What the task asks: Across the records that follow, determine how many lines contain "title" and give only the resulting number.

Excerpted records:
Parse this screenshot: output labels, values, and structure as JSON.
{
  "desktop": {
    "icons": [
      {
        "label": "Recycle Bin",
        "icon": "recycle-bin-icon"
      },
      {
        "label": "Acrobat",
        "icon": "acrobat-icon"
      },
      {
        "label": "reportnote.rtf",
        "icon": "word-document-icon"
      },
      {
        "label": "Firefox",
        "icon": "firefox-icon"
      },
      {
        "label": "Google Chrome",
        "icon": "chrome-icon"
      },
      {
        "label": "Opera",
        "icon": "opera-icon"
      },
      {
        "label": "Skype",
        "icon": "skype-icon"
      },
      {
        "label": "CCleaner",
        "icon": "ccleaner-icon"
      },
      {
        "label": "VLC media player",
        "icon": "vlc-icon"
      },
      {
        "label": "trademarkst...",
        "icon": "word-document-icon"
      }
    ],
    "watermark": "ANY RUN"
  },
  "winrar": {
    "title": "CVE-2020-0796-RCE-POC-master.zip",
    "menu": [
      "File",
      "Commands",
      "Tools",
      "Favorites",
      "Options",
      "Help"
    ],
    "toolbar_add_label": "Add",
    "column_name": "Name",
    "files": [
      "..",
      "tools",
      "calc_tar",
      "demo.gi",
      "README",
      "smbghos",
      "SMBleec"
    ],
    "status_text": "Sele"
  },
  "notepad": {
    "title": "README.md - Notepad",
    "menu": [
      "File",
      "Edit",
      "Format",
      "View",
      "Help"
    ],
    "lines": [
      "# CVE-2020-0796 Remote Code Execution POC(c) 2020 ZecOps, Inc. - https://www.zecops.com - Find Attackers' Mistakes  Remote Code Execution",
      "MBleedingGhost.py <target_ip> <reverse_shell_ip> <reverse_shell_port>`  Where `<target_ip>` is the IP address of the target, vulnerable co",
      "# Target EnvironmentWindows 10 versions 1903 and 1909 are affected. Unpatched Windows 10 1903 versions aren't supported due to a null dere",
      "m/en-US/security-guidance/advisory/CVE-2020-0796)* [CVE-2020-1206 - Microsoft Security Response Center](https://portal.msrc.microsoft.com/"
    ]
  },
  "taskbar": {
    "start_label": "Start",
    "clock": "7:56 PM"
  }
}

Solution to this problem: 2